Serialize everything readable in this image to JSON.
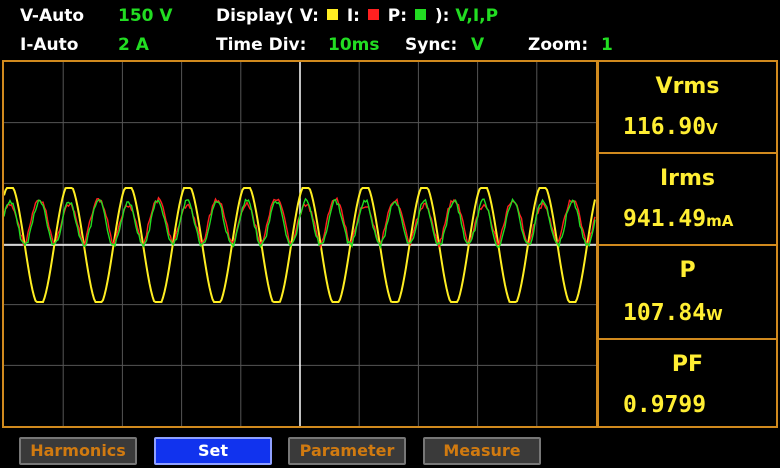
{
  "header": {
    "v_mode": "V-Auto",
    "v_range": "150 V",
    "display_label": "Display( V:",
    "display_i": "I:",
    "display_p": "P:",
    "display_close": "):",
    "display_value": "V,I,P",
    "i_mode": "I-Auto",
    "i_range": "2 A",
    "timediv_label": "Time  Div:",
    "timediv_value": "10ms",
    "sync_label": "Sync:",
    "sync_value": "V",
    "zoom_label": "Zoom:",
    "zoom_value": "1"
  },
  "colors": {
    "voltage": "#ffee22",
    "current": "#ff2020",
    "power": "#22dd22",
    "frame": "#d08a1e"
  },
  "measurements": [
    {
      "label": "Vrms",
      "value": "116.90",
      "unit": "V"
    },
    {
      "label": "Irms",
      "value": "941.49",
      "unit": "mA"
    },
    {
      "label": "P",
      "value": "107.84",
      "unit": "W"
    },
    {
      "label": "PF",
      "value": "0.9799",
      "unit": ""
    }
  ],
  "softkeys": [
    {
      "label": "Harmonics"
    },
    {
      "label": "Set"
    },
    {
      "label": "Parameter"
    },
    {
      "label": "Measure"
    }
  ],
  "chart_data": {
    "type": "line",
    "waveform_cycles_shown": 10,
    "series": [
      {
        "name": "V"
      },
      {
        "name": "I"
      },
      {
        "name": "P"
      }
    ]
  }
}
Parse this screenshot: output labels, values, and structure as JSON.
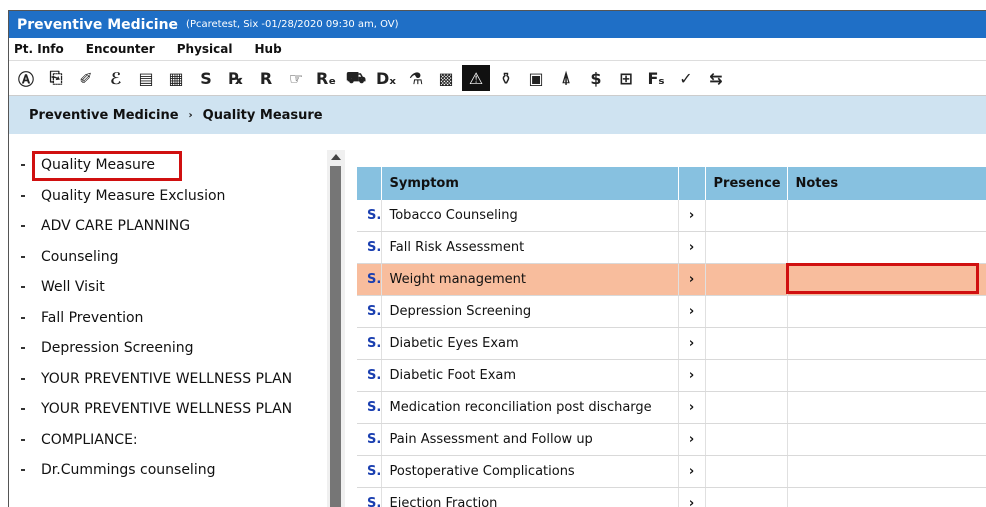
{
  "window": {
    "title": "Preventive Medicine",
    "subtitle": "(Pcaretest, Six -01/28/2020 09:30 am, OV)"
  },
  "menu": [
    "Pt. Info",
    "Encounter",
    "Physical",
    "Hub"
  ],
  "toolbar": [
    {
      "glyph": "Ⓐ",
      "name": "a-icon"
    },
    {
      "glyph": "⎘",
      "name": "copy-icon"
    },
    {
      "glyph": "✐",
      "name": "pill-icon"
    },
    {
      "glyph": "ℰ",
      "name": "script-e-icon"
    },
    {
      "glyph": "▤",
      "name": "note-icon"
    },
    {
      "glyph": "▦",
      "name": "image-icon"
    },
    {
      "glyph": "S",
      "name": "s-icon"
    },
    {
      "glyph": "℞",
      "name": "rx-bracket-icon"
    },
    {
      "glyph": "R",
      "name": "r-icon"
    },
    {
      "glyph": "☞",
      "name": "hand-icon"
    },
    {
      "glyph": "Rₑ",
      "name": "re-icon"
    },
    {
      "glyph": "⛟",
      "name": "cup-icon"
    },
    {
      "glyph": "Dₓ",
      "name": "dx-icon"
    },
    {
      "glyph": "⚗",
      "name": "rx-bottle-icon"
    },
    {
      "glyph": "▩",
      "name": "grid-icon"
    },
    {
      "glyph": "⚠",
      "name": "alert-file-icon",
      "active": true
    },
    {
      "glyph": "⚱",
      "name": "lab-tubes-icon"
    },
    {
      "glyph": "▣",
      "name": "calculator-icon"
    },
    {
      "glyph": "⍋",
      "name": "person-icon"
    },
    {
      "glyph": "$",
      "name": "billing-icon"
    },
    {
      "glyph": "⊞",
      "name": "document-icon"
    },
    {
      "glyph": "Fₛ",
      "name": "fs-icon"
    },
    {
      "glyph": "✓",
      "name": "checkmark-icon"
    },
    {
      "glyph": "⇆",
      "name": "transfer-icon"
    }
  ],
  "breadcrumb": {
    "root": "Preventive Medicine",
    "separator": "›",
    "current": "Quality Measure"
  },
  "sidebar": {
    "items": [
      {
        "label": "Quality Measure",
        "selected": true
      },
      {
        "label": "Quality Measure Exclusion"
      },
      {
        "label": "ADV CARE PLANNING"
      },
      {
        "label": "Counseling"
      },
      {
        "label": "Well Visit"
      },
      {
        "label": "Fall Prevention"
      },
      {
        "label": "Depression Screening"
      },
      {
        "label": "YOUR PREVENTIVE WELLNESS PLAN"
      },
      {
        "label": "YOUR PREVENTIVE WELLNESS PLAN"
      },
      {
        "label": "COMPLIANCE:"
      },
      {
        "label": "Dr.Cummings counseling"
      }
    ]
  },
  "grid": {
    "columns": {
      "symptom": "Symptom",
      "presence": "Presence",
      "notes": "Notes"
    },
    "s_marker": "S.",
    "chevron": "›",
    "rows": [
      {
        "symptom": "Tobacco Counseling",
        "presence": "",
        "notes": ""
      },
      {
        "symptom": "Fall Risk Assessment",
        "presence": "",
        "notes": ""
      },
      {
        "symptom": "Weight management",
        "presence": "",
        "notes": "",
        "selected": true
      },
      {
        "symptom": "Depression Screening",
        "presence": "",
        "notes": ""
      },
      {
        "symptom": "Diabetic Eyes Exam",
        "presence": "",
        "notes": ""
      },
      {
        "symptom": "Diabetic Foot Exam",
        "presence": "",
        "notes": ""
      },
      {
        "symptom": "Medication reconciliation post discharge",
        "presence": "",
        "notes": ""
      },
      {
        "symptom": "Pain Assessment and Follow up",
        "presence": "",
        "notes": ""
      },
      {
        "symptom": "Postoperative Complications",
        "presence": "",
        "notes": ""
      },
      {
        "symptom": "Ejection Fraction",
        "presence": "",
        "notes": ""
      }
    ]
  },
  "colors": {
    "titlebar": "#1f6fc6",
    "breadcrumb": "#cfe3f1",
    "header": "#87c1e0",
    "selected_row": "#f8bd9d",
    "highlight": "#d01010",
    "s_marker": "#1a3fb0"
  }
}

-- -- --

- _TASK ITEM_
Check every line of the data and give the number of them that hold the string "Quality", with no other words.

- _SOLUTION_
3